MARIETTA — Kennesaw State University and Chattahoochee Technical College officials said Friday they do not anticipate
making any immediate changes to their respective safety procedures in the wake of
Thursday’s shooting at an Oregon community college. But they would be examining the
details surrounding the incident to determine how they can improve their protocols.
Authorities say a 26-year-old man opened fire in a classroom at Umpqua Community College
in Roseburg, Oregon, killing nine and injuring nine others. The victims ranged in
age from 18 to 67 and included several students and a teacher.
Campus safety officials at Kennesaw State and Chattahoochee Tech say their police
departments already have active shooting protocols in place, but that they would be
studying details of Thursday’s incident to see if those policies could be improved.
“Anytime a situation like that happens, you’re going to always talk with your own
officers about it because it’s such a newsworthy thing,” said Charles Spann, chief
of police and director of public safety for Chattahoochee Tech.
The training Chattahoochee Tech officers go through, Spann said, includes on-campus
active shooter scenarios, with the last one held about three months ago at the college’s
Paulding campus in Dallas.
Three of Chattahoochee Tech’s eight campuses are in Cobb County. Its Marietta campus
is on South Cobb Drive, while its Mountain View Campus is also in Marietta, on Gordy
The Austell campus, located on Veterans Memorial Highway, is the only campus that
has not hosted an active shooter training scenario, Spann said, but would likely be
the site of the next one.
Spann said his department has also assisted other Georgia technical colleges in getting
their officers trained in active shooter scenarios.
“That’s how much we do it,” he said.
Deputy Chief Edward Stephens of KSU Police said his department incorporates active
shooter training into its new officer training. Officers also go through additional
drills throughout the year.
“We constantly evaluate what we’re doing for patrol, and I hope to think we’re staying
vigilant anyway with our housing areas, with all of our buildings, parking lots and
everything,” Stephens said.

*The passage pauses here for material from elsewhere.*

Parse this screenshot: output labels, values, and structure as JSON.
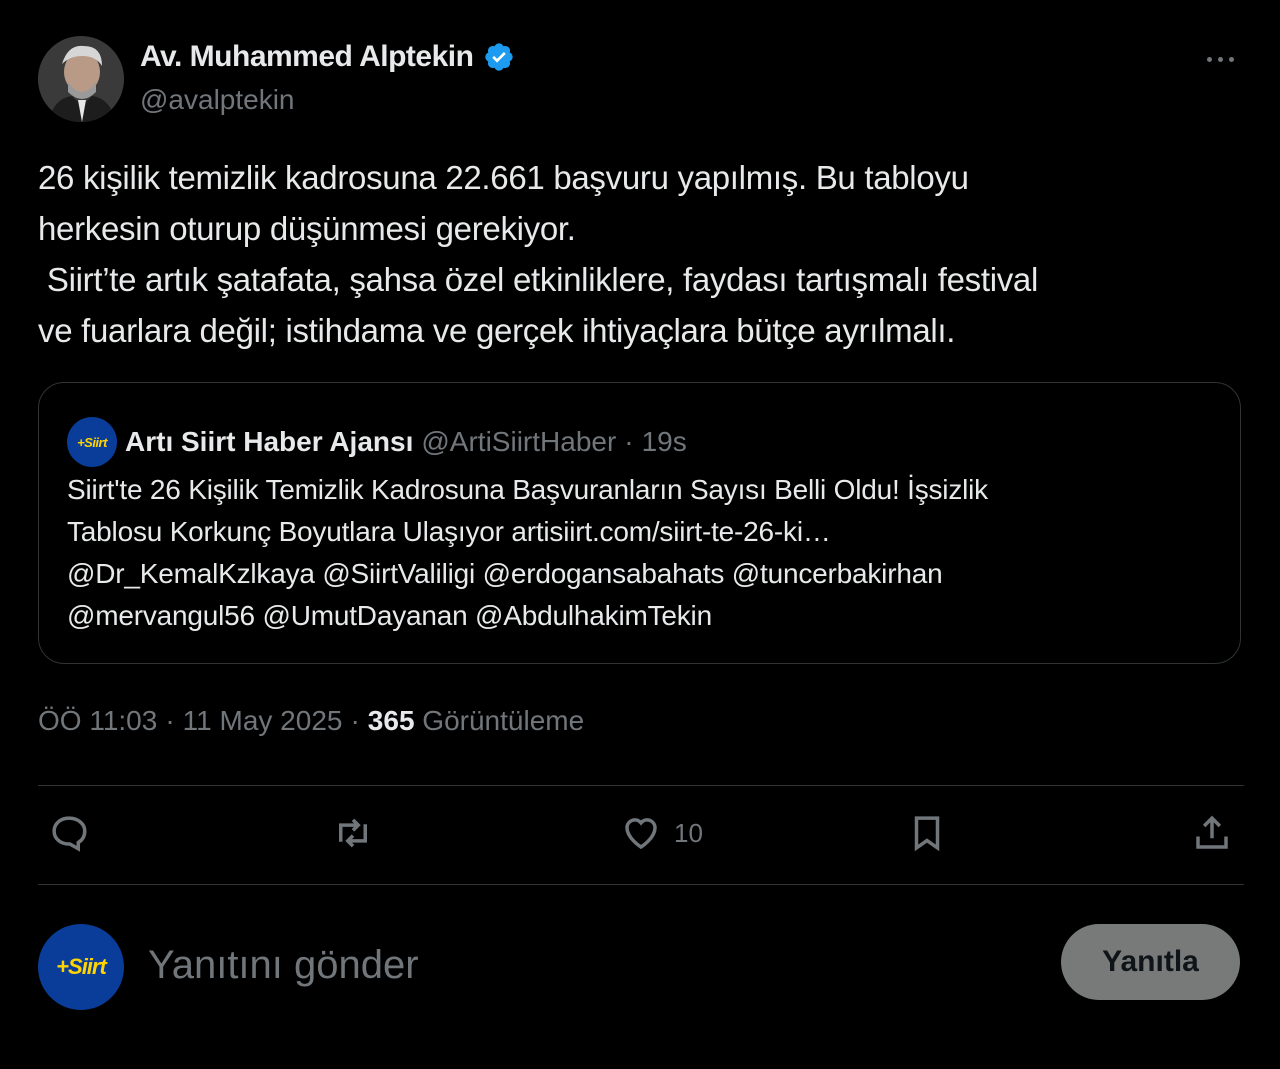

KSU’s police force has 60 officers when at full strength, Stephens said, though the
department is currently trying to fill a few openings and in the process of training
several new officers. The force is responsible for the safety of two campuses — the
college’s main campus in Kennesaw and its campus in Marietta, which was formerly Southern
Polytechnic State University.
KSU officers, he added, have worked on drills and several different scenario-based
trainings with neighboring police departments — Kennesaw, Marietta and Cobb police.
“We know what our responses would be, and we have (memorandums of understanding) in
place to provide mutual aid to each other,” Stephens said, adding one instance of
KSU officers providing mutual aid was last year’s shooting at a Kennesaw FedEx facility.